“The good news is this young man, our colleague, was admitted very, very early,” Snydermantold Rachel Maddow Thursday evening. “He’s in good spirits.”
Snyderman added she and the other members of the NBC News team are feeling well and not showing symptoms of the Ebola virus but are going beyond CDC guidelines for their and others’ safety.
Mukpo will be the fifth American infected with Ebola and evacuated from West Africa. He has been working in Liberia on various projects for the past three years.
“The doctors are optimistic about his prognosis,” Mukpo’s father, Mitchell Levy, said in a message to family and friends. Levy said his son, who also is a writer, “has been engaged with human rights work in West Africa for the last several years. When the Ebola outbreak occurred he felt compelled to return to Liberia to help shed light on how the crisis was being handled socially and politically.”
In a note to staff, NBC News President Deborah Turness said: “We are doing everything we can to get him the best care possible.
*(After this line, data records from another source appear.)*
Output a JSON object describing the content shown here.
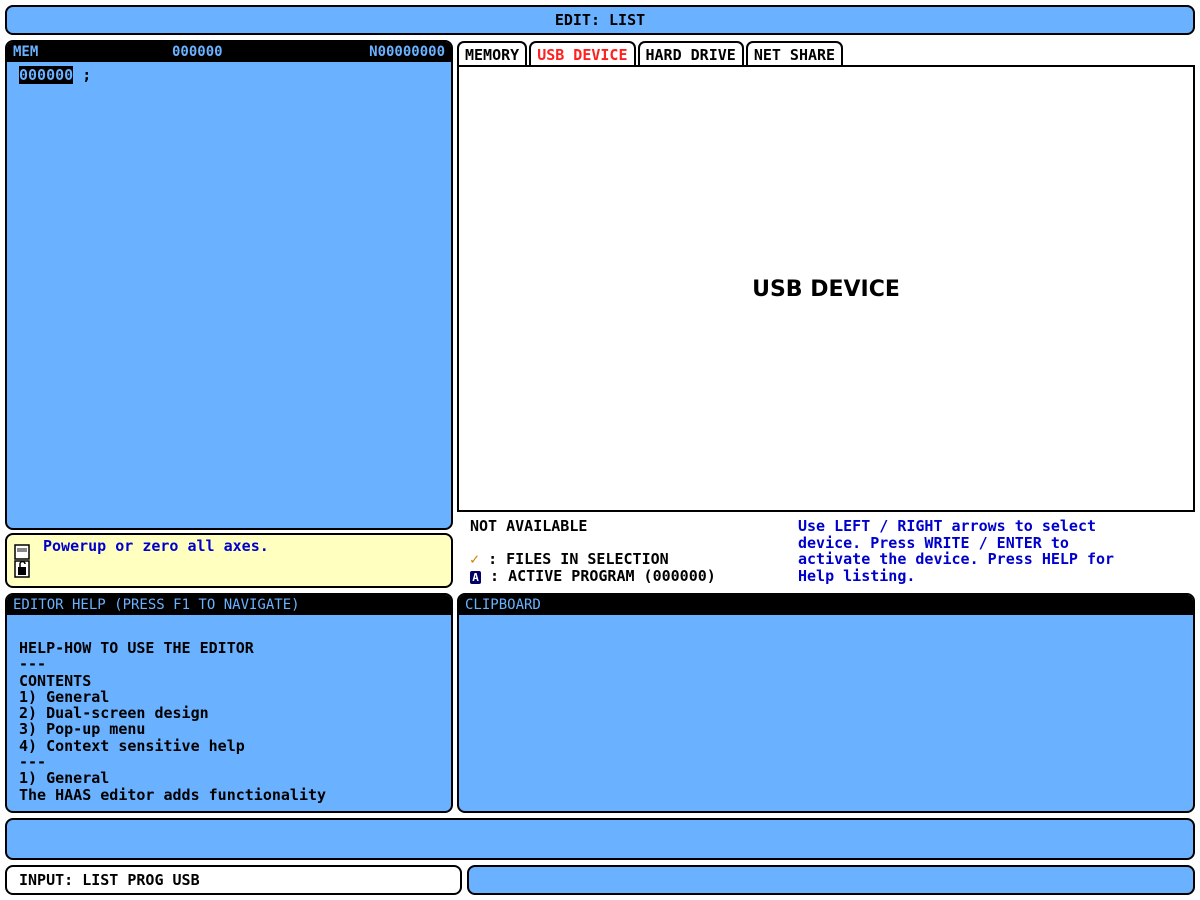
{
  "title": "EDIT: LIST",
  "mem": {
    "label": "MEM",
    "prog_num": "000000",
    "n_num": "N00000000",
    "code_highlight": "000000",
    "code_rest": " ;"
  },
  "message": {
    "icon": "door-lock-icon",
    "text": "Powerup or zero all axes."
  },
  "help": {
    "header": "EDITOR HELP (PRESS F1 TO NAVIGATE)",
    "lines": [
      "HELP-HOW TO USE THE EDITOR",
      "---",
      "CONTENTS",
      "1) General",
      "2) Dual-screen design",
      "3) Pop-up menu",
      "4) Context sensitive help",
      "---",
      "1) General",
      "The HAAS editor adds functionality"
    ]
  },
  "tabs": [
    "MEMORY",
    "USB DEVICE",
    "HARD DRIVE",
    "NET SHARE"
  ],
  "active_tab": "USB DEVICE",
  "device_label": "USB DEVICE",
  "status": {
    "availability": "NOT AVAILABLE",
    "files_in_selection": ": FILES IN SELECTION",
    "active_program": ": ACTIVE PROGRAM (000000)",
    "check_glyph": "✓",
    "a_glyph": "A",
    "instructions": [
      "Use LEFT / RIGHT arrows to select",
      "device. Press WRITE / ENTER to",
      "activate the device. Press HELP for",
      "Help listing."
    ]
  },
  "clipboard": {
    "header": "CLIPBOARD"
  },
  "input": {
    "text": "INPUT: LIST PROG USB"
  },
  "colors": {
    "panel_blue": "#6ab1ff",
    "message_yellow": "#ffffc0",
    "active_tab_red": "#ff2020",
    "help_text_blue": "#0000cc"
  }
}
He will be flown back to the United States for treatment at a medical center that is equipped to handle Ebola patients.
“We are also taking all possible measures to protect our employees and the general public,” Turness added in the note. “The rest of the crew, including Dr. Nancy, are being closely monitored and show no symptoms or warning signs. However, in an abundance of caution, we will fly them back on a private charter flight and then they will place themselves under quarantine in the United States for 21 days — which is at the most conservative end of the spectrum of medical guidance.”